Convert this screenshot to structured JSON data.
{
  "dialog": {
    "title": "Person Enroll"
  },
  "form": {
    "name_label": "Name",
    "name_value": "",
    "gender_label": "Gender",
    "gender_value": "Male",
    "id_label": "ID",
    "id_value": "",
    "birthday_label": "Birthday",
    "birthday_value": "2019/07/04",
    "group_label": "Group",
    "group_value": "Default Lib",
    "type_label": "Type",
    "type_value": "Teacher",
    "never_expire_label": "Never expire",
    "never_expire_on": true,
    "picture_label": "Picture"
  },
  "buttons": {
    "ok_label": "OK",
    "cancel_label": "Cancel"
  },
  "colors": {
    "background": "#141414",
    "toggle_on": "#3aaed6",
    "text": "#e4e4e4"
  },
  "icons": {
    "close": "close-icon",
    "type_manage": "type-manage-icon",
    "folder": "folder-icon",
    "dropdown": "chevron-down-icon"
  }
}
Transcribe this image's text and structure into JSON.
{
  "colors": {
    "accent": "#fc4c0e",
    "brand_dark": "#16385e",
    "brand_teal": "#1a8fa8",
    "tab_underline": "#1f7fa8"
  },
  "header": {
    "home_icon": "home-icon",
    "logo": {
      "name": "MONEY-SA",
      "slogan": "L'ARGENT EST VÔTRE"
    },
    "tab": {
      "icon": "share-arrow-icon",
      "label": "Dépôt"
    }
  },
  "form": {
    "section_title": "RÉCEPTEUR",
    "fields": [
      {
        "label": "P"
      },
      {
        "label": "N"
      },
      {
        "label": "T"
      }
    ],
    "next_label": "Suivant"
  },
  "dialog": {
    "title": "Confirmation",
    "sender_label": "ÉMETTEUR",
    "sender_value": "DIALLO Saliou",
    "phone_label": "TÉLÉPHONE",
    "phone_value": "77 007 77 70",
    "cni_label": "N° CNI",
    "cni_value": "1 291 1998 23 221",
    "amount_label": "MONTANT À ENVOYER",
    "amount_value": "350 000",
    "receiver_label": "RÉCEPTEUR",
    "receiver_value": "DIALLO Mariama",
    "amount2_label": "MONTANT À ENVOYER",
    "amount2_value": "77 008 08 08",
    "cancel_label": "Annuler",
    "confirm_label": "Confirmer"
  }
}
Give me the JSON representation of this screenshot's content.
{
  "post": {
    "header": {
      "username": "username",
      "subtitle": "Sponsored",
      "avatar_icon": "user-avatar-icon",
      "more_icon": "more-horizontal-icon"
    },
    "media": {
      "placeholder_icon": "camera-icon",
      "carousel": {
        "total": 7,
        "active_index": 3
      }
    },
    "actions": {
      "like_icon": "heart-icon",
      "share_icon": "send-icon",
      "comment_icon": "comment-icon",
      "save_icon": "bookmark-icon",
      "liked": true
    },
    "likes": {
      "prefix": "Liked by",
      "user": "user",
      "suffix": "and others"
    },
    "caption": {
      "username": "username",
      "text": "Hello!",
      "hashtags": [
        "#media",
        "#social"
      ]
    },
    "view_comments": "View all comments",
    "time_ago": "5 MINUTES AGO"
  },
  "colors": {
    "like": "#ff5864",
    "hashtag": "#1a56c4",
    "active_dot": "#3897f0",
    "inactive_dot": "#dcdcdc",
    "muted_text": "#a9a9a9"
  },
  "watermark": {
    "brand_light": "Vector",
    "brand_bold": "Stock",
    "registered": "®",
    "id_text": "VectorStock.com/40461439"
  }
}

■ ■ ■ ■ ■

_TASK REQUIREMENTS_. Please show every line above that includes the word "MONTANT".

_RESPONSE TO THIS TASK_.
    "amount_label": "MONTANT À ENVOYER",
    "amount2_label": "MONTANT À ENVOYER",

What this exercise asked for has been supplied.